Hutchinson's Bank, Chapel Bank & Threecorner Grove
Know before you go
Grazing animalsCattle, sheep and ponies
Entrances off North Downs Road, Featherbed Lane, and Farleigh Dean Crescent. The North Downs Road footpath is a short walk from New Addington Tramlink stop. Follow the footpath to the left of the recycling centre, and turn left on to the woodland path. After a few minutes walking you'll see a metal kissing gate at the reserve entrance. Further along there are kissing gates and steps into paddocks to reach other parts of the reserve. From Featherbed Lane turn off on to Farleigh Dean Crescent and at the far end continue through the gate into the reserve.
Footpaths are sometimes steep and stepped. Access to the cutting from Farleigh Dean Crescent is level and suitable for wheelchairs if the gates are unlocked by arrangement. There are occasional benches. The route from Threecorner Grove to Chapel Bank is across a narrow winding road with busy traffic. Street parking is available in Farleigh Dean Crescent and North Downs Road.
When to visit
Opening timesOpen at all times
Best time to visitApril to July
About the reserve
This dry chalk valley in New Addington is a butterfly spotter’s paradise and a great place to find orchids, rare plants, and blankets of bluebells. Hutchinson’s Bank is a steep grassland valley-side, while Chapel Bank features enchanting ancient woodland, scrub and rolling chalk grassland. Between them, Threecorner Grove is a spectacular stand of ancient woodland.
Chalk grassland develops on shallow lime-rich chalky soils that are nutrient-poor and free-draining, and in London this internationally important habitat is predominantly found in the southern parts of the boroughs of Bromley, Croydon and Sutton.
This part of the North Downs was traditionally grazed by sheep until the 1950s, but changes occurred as new settlements such as New Addington and Forestdale developed. London Wildlife Trust began managing Chapel Bank in 1984 and Hutchinson’s Bank in 1987. Grazing was re-introduced to Hutchinson’s in 1995, and Chapel Bank in 2011, for the first time in half-a-century. Threecorner Grove was included into the reserves’ management in 1997, as was the verge alongside Featherbed Lane north of Hutchinson’s Bank.

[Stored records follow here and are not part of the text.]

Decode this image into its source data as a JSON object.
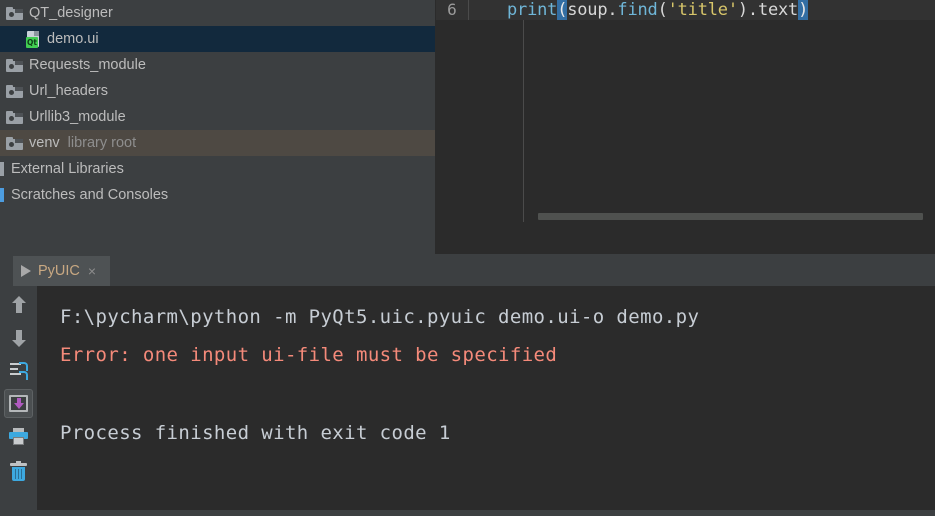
{
  "project_tree": {
    "name": "project-tool-window",
    "rows": [
      {
        "label": "QT_designer",
        "sub": "",
        "icon": "folder-icon",
        "indent": 0,
        "state": "normal"
      },
      {
        "label": "demo.ui",
        "sub": "",
        "icon": "qt-ui-file-icon",
        "indent": 1,
        "state": "selected"
      },
      {
        "label": "Requests_module",
        "sub": "",
        "icon": "folder-icon",
        "indent": 0,
        "state": "normal"
      },
      {
        "label": "Url_headers",
        "sub": "",
        "icon": "folder-icon",
        "indent": 0,
        "state": "normal"
      },
      {
        "label": "Urllib3_module",
        "sub": "",
        "icon": "folder-icon",
        "indent": 0,
        "state": "normal"
      },
      {
        "label": "venv",
        "sub": "library root",
        "icon": "folder-icon",
        "indent": 0,
        "state": "hovered"
      },
      {
        "label": "External Libraries",
        "sub": "",
        "icon": "library-icon",
        "indent": 0,
        "state": "normal"
      },
      {
        "label": "Scratches and Consoles",
        "sub": "",
        "icon": "scratch-icon",
        "indent": 0,
        "state": "normal"
      }
    ]
  },
  "editor": {
    "line_number": "6",
    "code_tokens": [
      {
        "text": "print",
        "type": "function"
      },
      {
        "text": "(",
        "type": "brace-match"
      },
      {
        "text": "soup.",
        "type": "plain"
      },
      {
        "text": "find",
        "type": "function"
      },
      {
        "text": "(",
        "type": "plain"
      },
      {
        "text": "'title'",
        "type": "string"
      },
      {
        "text": ")",
        "type": "plain"
      },
      {
        "text": ".text",
        "type": "plain"
      },
      {
        "text": ")",
        "type": "brace-match"
      }
    ],
    "full_line": "print(soup.find('title').text)"
  },
  "console": {
    "tab_label": "PyUIC",
    "close_label": "×",
    "toolbar": [
      {
        "name": "scroll-up-button",
        "icon": "arrow-up-icon",
        "active": false
      },
      {
        "name": "scroll-down-button",
        "icon": "arrow-down-icon",
        "active": false
      },
      {
        "name": "soft-wrap-button",
        "icon": "soft-wrap-icon",
        "active": false
      },
      {
        "name": "scroll-to-end-button",
        "icon": "print-to-file-icon",
        "active": true
      },
      {
        "name": "print-button",
        "icon": "printer-icon",
        "active": false
      },
      {
        "name": "clear-all-button",
        "icon": "trash-icon",
        "active": false
      }
    ],
    "output": [
      {
        "text": "F:\\pycharm\\python -m PyQt5.uic.pyuic demo.ui-o demo.py",
        "kind": "command"
      },
      {
        "text": "Error: one input ui-file must be specified",
        "kind": "error"
      },
      {
        "text": "Process finished with exit code 1",
        "kind": "result"
      }
    ]
  },
  "colors": {
    "panel_bg": "#3c3f41",
    "editor_bg": "#2b2b2b",
    "selection_blue": "#12293d",
    "hover_brown": "#4e4943",
    "error_red": "#f58a7a",
    "keyword_blue": "#6fb6d8",
    "string_yellow": "#d8c66a",
    "brace_match": "#336ea3",
    "tab_title": "#c8a882",
    "accent_blue": "#3da9e0"
  }
}
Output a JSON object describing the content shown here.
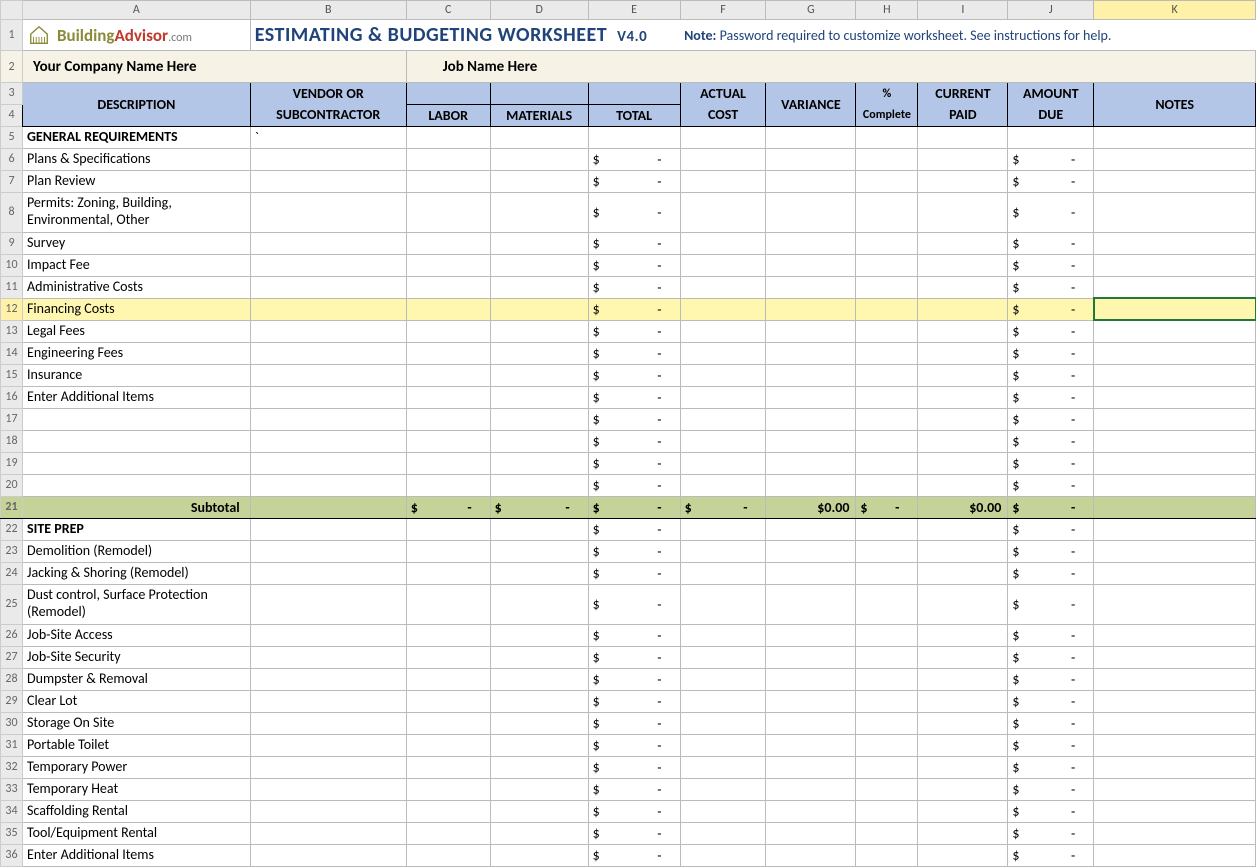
{
  "columns": [
    "A",
    "B",
    "C",
    "D",
    "E",
    "F",
    "G",
    "H",
    "I",
    "J",
    "K"
  ],
  "logo": {
    "building": "Building",
    "advisor": "Advisor",
    "com": ".com"
  },
  "title": "ESTIMATING &  BUDGETING WORKSHEET",
  "version": "V4.0",
  "note_label": "Note:",
  "note_text": "Password required to customize worksheet. See instructions for help.",
  "company_label": "Your Company Name Here",
  "job_label": "Job Name Here",
  "headers": {
    "description": "DESCRIPTION",
    "vendor1": "VENDOR  OR",
    "vendor2": "SUBCONTRACTOR",
    "labor": "LABOR",
    "materials": "MATERIALS",
    "total": "TOTAL",
    "actual1": "ACTUAL",
    "actual2": "COST",
    "variance": "VARIANCE",
    "pct1": "%",
    "pct2": "Complete",
    "paid1": "CURRENT",
    "paid2": "PAID",
    "due1": "AMOUNT",
    "due2": "DUE",
    "notes": "NOTES"
  },
  "money_symbol": "$",
  "dash": "-",
  "subtotal_label": "Subtotal",
  "zero_dollar": "$0.00",
  "rows": [
    {
      "n": 5,
      "desc": "GENERAL REQUIREMENTS",
      "bold": true,
      "b_tick": true,
      "money": false
    },
    {
      "n": 6,
      "desc": "Plans & Specifications",
      "money": true
    },
    {
      "n": 7,
      "desc": "Plan Review",
      "money": true
    },
    {
      "n": 8,
      "desc": "Permits: Zoning, Building, Environmental, Other",
      "tall": true,
      "money": true
    },
    {
      "n": 9,
      "desc": "Survey",
      "money": true
    },
    {
      "n": 10,
      "desc": "Impact Fee",
      "money": true
    },
    {
      "n": 11,
      "desc": "Administrative Costs",
      "money": true
    },
    {
      "n": 12,
      "desc": "Financing Costs",
      "money": true,
      "highlight": true,
      "selectedK": true
    },
    {
      "n": 13,
      "desc": "Legal Fees",
      "money": true
    },
    {
      "n": 14,
      "desc": "Engineering Fees",
      "money": true
    },
    {
      "n": 15,
      "desc": "Insurance",
      "money": true
    },
    {
      "n": 16,
      "desc": "Enter Additional Items",
      "money": true
    },
    {
      "n": 17,
      "desc": "",
      "money": true
    },
    {
      "n": 18,
      "desc": "",
      "money": true
    },
    {
      "n": 19,
      "desc": "",
      "money": true
    },
    {
      "n": 20,
      "desc": "",
      "money": true
    },
    {
      "n": 21,
      "subtotal": true
    },
    {
      "n": 22,
      "desc": "SITE PREP",
      "bold": true,
      "money": true
    },
    {
      "n": 23,
      "desc": "Demolition (Remodel)",
      "money": true
    },
    {
      "n": 24,
      "desc": "Jacking & Shoring (Remodel)",
      "money": true
    },
    {
      "n": 25,
      "desc": "Dust control, Surface Protection (Remodel)",
      "tall": true,
      "money": true
    },
    {
      "n": 26,
      "desc": "Job-Site Access",
      "money": true
    },
    {
      "n": 27,
      "desc": "Job-Site Security",
      "money": true
    },
    {
      "n": 28,
      "desc": "Dumpster & Removal",
      "money": true
    },
    {
      "n": 29,
      "desc": "Clear Lot",
      "money": true
    },
    {
      "n": 30,
      "desc": "Storage On Site",
      "money": true
    },
    {
      "n": 31,
      "desc": "Portable Toilet",
      "money": true
    },
    {
      "n": 32,
      "desc": "Temporary Power",
      "money": true
    },
    {
      "n": 33,
      "desc": "Temporary Heat",
      "money": true
    },
    {
      "n": 34,
      "desc": "Scaffolding Rental",
      "money": true
    },
    {
      "n": 35,
      "desc": "Tool/Equipment Rental",
      "money": true
    },
    {
      "n": 36,
      "desc": "Enter Additional Items",
      "money": true
    }
  ]
}
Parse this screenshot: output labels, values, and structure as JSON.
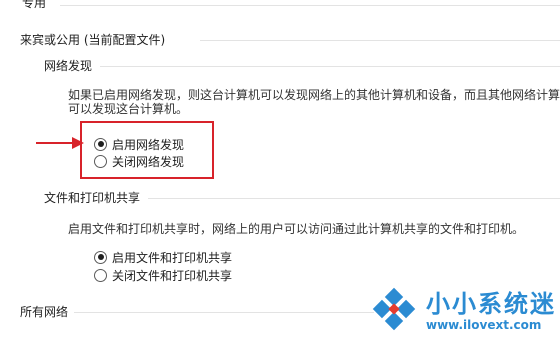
{
  "top_section": {
    "label": "专用"
  },
  "guest_public": {
    "label": "来宾或公用 (当前配置文件)"
  },
  "network_discovery": {
    "title": "网络发现",
    "description_line1": "如果已启用网络发现，则这台计算机可以发现网络上的其他计算机和设备，而且其他网络计算",
    "description_line2": "可以发现这台计算机。",
    "options": [
      {
        "label": "启用网络发现",
        "checked": true
      },
      {
        "label": "关闭网络发现",
        "checked": false
      }
    ]
  },
  "file_printer_sharing": {
    "title": "文件和打印机共享",
    "description": "启用文件和打印机共享时，网络上的用户可以访问通过此计算机共享的文件和打印机。",
    "options": [
      {
        "label": "启用文件和打印机共享",
        "checked": true
      },
      {
        "label": "关闭文件和打印机共享",
        "checked": false
      }
    ]
  },
  "all_networks": {
    "label": "所有网络"
  },
  "watermark": {
    "brand": "小小系统迷",
    "url": "www.ilovext.com"
  },
  "colors": {
    "highlight": "#d8232a",
    "watermark": "#2b8bd2"
  }
}
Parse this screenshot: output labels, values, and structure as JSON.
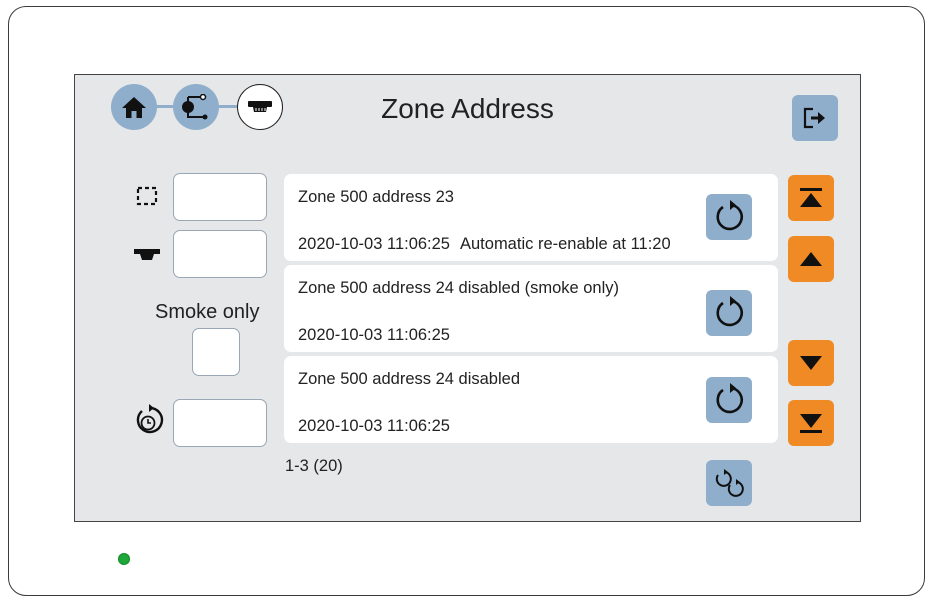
{
  "header": {
    "title": "Zone Address"
  },
  "breadcrumb": [
    "home-icon",
    "loop-address-icon",
    "detector-icon"
  ],
  "filters": {
    "zone_value": "",
    "address_value": "",
    "smoke_only_label": "Smoke only",
    "smoke_only_checked": false,
    "reenable_time_value": ""
  },
  "events": [
    {
      "line1": "Zone 500 address 23",
      "timestamp": "2020-10-03 11:06:25",
      "extra": "Automatic re-enable at 11:20"
    },
    {
      "line1": "Zone 500 address 24 disabled (smoke only)",
      "timestamp": "2020-10-03 11:06:25",
      "extra": ""
    },
    {
      "line1": "Zone 500 address 24 disabled",
      "timestamp": "2020-10-03 11:06:25",
      "extra": ""
    }
  ],
  "pagination": {
    "count_label": "1-3 (20)"
  },
  "colors": {
    "accent_blue": "#8eaecb",
    "accent_orange": "#f08a24",
    "status_led": "#1fa83a"
  }
}
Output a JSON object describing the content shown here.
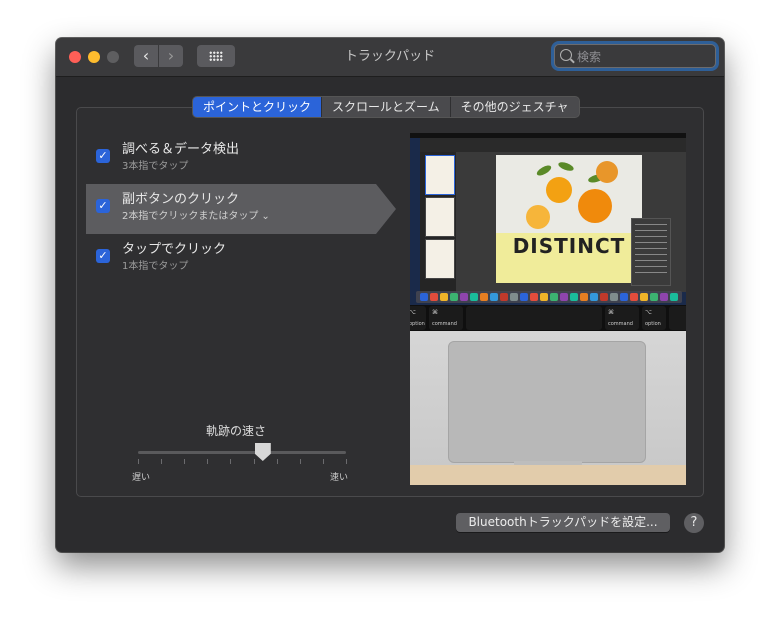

Short turf is essential for species unable to compete with coarse grasses and scrub, grazing now helps manage this. Other species need the mosaic of taller grasses, scrub and woodland. Ongoing management of scrubby vegetation is a key aim, and we encourage the growth of specific food plants for butterflies.
Site of Metropolitan Importance for Nature Conservation; Local Nature Reserve, Metropolitan Green Belt
News and Events
WILD WEDNESDAY Yin Yoga part 2
Yin Yoga with Raakhee - part 2
WILD WEDNESDAY Live moth talk
Live moth trapping event!
WILD WEDNESDAY Transitioning with Nature as the Seasons Change
Join Chantelle for an interactive workshop
WILD WEDNESDAY Butterfly Art Workshop
WILD WEDNESDAY Interactive Inverts
Katy from the Natural History Museum gives a talk on eDNA
WILD WEDNESDAY Butterfly Bakes
Bake butterfly biscuits with our Community Engagement Officer, Laura
Brilliant Butterflies Project Talk
A talk by Steve Bolton, Project Officer for the Brilliant Butterflies Project
WILD WEDNESDAY Make Your Own Bird Feeders
Make your own bird feeder with Laura from the Brilliant Butterflies Team
WILD WEDNESDAY History of Croydon's Wildlife
Join Mathew Frith for a talk about Croydon's Wildlife in the years gone by.
Wild cherries of Threecorner Grove
Threecorner Grove is a tiny pocket of ancient woodland, nestled between Hutchinson’s Bank and Chapel Bank. Cherries are more familiar as small trees, usually found in parks, gardens or woodland edges, but the wild cherries of Threecorner Grove in Croydon stand over 23 metres high. In spring they make a magnificent sight, covered with bright white blossom. In summer their fruits are eagerly devoured by thrushes and woodpigeons.